What to produce: Wherever a line in the data holds the word "value", pull that line out.

[Items from an interface collection]
>>>
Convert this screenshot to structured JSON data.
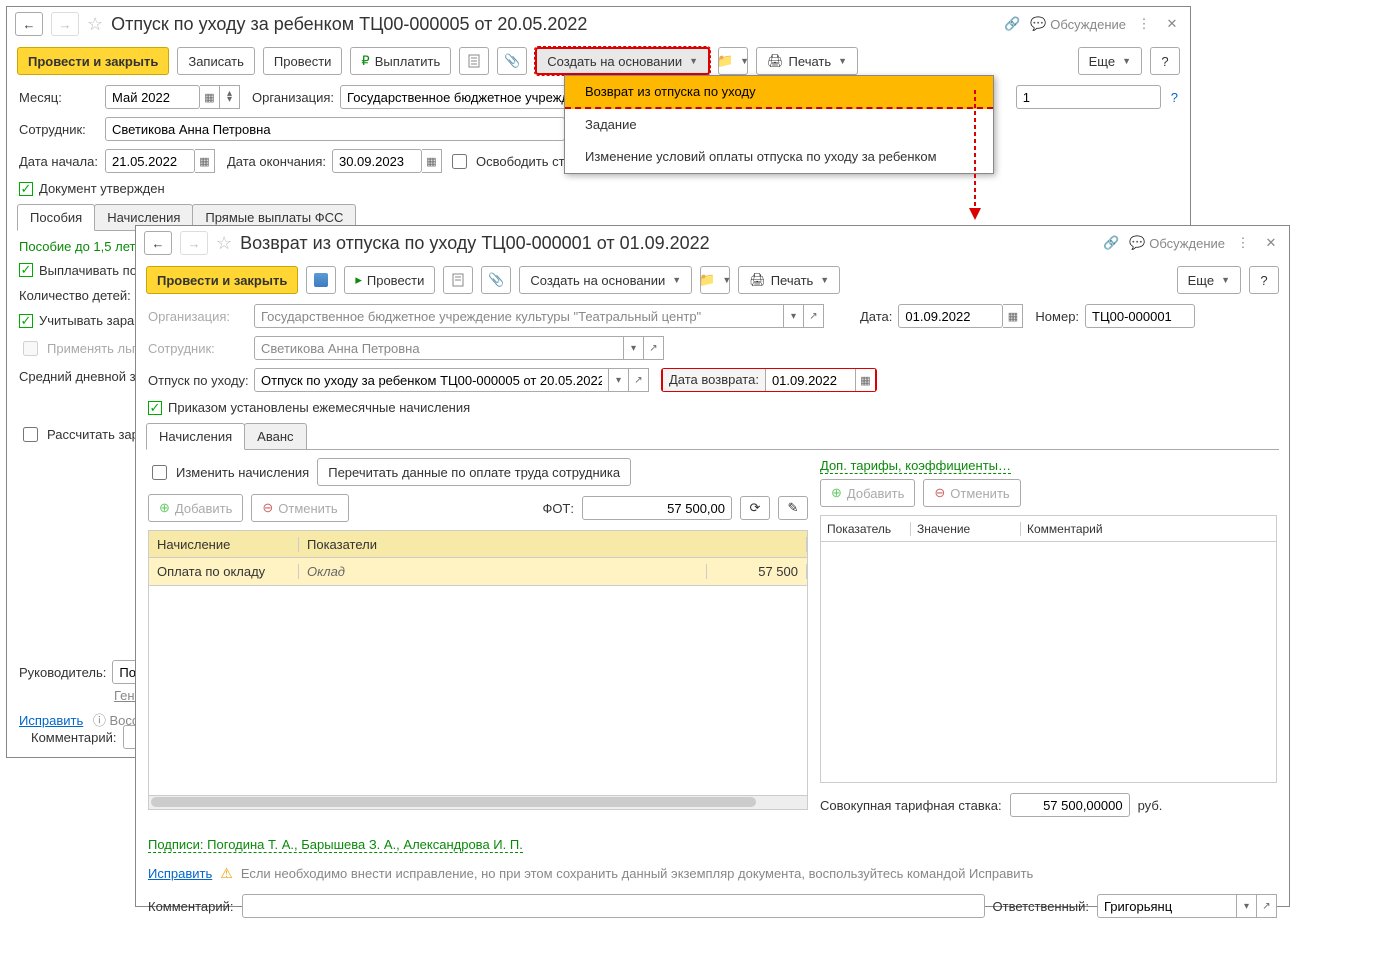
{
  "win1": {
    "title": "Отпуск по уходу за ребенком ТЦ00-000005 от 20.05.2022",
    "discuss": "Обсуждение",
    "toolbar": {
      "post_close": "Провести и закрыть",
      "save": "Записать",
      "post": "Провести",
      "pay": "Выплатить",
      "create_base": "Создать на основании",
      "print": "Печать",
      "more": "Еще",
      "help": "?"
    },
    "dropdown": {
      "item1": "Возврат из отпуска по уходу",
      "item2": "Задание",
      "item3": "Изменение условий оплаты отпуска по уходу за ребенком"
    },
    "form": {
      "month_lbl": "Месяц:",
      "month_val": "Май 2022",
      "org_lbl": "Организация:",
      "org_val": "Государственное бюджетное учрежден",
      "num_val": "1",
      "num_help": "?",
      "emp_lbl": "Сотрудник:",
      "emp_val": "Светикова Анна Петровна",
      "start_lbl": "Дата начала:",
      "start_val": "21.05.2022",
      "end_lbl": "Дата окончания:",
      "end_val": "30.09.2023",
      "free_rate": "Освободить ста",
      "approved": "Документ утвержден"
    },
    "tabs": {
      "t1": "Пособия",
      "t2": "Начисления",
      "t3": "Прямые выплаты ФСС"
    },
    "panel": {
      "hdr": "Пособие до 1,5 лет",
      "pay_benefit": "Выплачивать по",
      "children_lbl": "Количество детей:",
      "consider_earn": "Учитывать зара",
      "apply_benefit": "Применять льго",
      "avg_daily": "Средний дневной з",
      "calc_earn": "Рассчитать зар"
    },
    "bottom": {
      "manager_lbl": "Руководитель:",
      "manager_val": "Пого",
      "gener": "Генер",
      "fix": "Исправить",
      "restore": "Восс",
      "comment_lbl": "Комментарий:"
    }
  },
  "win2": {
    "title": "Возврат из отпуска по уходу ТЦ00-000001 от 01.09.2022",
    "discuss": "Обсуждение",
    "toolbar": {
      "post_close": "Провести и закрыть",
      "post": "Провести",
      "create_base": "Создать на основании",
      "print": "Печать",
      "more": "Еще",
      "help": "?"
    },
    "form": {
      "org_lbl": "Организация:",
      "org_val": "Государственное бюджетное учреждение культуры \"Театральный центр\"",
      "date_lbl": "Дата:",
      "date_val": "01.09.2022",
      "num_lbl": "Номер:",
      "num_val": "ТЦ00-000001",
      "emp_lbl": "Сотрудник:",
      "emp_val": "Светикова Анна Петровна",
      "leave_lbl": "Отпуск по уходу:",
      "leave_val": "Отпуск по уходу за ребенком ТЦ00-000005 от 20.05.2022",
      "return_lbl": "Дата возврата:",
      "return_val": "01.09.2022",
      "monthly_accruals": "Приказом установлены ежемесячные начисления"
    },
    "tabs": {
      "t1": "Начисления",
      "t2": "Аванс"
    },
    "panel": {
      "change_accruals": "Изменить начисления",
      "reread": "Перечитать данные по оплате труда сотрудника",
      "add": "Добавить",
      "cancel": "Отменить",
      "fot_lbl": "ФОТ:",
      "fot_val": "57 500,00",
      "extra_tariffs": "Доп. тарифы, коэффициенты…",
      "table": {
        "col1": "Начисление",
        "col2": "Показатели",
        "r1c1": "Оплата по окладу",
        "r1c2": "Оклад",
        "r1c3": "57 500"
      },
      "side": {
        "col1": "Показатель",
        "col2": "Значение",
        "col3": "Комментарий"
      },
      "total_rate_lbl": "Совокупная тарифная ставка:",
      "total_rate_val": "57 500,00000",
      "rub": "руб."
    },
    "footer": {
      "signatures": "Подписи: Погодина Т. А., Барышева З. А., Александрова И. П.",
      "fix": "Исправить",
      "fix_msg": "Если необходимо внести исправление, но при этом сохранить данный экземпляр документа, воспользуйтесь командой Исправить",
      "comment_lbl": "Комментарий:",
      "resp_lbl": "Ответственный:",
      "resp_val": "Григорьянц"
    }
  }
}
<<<
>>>
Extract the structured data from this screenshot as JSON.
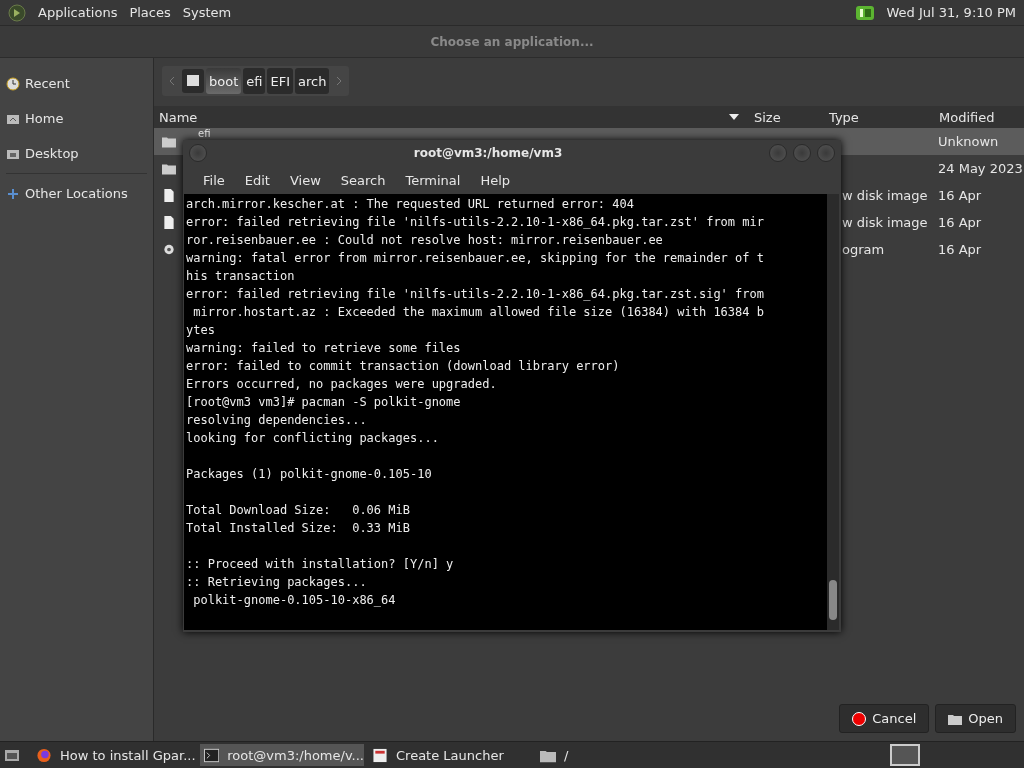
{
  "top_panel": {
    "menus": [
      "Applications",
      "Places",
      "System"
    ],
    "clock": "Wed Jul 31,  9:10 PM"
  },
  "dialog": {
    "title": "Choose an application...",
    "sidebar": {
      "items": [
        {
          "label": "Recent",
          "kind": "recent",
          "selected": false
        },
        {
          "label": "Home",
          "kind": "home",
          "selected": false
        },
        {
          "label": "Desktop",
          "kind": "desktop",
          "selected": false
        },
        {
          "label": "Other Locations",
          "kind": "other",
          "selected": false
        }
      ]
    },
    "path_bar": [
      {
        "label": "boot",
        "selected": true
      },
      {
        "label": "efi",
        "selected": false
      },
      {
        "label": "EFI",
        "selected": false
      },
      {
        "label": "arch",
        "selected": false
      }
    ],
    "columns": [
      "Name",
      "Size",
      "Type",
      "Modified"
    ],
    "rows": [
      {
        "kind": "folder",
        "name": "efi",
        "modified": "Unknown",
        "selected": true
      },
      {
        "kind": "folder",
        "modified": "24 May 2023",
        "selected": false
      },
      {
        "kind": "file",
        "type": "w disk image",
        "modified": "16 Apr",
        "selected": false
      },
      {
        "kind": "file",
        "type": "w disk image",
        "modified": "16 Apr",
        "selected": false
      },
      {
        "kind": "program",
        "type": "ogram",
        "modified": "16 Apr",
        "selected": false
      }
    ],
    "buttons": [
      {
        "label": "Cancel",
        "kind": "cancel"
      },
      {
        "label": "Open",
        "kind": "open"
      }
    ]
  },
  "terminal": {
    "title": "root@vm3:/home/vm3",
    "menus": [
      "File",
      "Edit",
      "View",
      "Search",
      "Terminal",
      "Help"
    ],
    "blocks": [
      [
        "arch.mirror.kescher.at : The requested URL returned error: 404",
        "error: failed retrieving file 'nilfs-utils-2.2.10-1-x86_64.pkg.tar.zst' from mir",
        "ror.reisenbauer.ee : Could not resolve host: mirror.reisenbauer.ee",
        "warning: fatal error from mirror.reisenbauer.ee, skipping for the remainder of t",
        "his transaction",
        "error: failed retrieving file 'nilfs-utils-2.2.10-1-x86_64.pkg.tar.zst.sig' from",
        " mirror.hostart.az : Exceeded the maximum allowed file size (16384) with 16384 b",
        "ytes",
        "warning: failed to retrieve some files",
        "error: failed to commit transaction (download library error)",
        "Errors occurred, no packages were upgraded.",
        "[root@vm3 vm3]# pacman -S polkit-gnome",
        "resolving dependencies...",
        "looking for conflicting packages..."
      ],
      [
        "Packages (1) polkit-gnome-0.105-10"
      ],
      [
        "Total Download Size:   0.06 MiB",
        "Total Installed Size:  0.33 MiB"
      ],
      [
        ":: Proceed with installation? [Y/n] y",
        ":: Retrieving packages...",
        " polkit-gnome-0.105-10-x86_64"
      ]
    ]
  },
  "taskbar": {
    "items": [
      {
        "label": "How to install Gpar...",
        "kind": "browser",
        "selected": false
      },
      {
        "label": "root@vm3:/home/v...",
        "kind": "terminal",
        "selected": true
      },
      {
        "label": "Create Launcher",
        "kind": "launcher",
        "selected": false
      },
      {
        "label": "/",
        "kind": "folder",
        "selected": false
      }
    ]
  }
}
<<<
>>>
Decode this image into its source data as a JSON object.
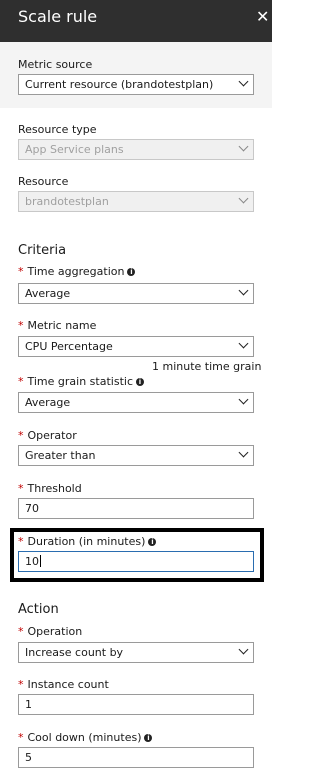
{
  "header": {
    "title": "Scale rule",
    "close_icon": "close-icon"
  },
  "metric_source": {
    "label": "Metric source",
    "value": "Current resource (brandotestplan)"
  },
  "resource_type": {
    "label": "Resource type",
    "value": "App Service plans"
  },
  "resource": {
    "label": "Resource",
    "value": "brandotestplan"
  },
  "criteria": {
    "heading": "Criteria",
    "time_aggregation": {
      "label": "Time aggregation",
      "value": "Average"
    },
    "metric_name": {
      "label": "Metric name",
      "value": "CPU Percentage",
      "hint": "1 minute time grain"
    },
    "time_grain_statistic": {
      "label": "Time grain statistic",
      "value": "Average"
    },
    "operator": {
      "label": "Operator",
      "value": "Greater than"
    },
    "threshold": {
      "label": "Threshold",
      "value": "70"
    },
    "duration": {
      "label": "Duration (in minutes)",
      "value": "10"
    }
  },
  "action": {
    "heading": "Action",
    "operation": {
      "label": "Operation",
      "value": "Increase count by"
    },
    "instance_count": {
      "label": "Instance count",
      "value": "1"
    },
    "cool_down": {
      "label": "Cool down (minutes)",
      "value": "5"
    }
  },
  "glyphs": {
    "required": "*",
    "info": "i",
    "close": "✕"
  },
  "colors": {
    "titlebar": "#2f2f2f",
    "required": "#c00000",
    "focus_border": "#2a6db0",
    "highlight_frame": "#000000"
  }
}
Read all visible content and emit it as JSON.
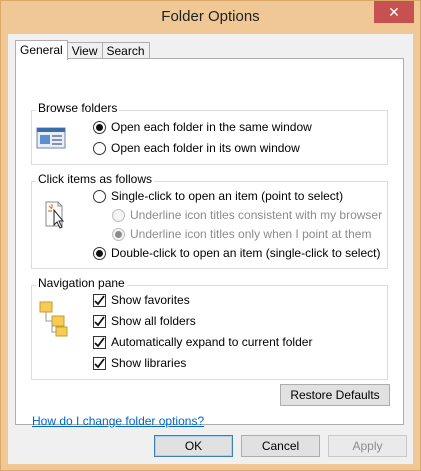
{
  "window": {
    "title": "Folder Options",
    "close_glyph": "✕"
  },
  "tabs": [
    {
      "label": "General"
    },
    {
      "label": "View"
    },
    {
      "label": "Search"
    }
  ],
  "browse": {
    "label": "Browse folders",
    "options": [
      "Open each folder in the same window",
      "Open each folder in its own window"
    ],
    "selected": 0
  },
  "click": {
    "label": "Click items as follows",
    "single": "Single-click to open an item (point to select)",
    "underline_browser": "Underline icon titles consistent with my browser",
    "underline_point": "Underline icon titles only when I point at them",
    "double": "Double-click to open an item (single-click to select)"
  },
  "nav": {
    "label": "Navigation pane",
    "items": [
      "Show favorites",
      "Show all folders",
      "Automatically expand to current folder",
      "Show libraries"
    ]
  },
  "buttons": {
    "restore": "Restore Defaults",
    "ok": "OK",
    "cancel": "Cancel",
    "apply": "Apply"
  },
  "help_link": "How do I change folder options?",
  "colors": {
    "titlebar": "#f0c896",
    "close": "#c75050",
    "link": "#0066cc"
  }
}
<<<
Task answer:
    "value": "Current resource (brandotestplan)"
    "value": "App Service plans"
    "value": "brandotestplan"
      "value": "Average"
      "value": "CPU Percentage",
      "value": "Average"
      "value": "Greater than"
      "value": "70"
      "value": "10"
      "value": "Increase count by"
      "value": "1"
      "value": "5"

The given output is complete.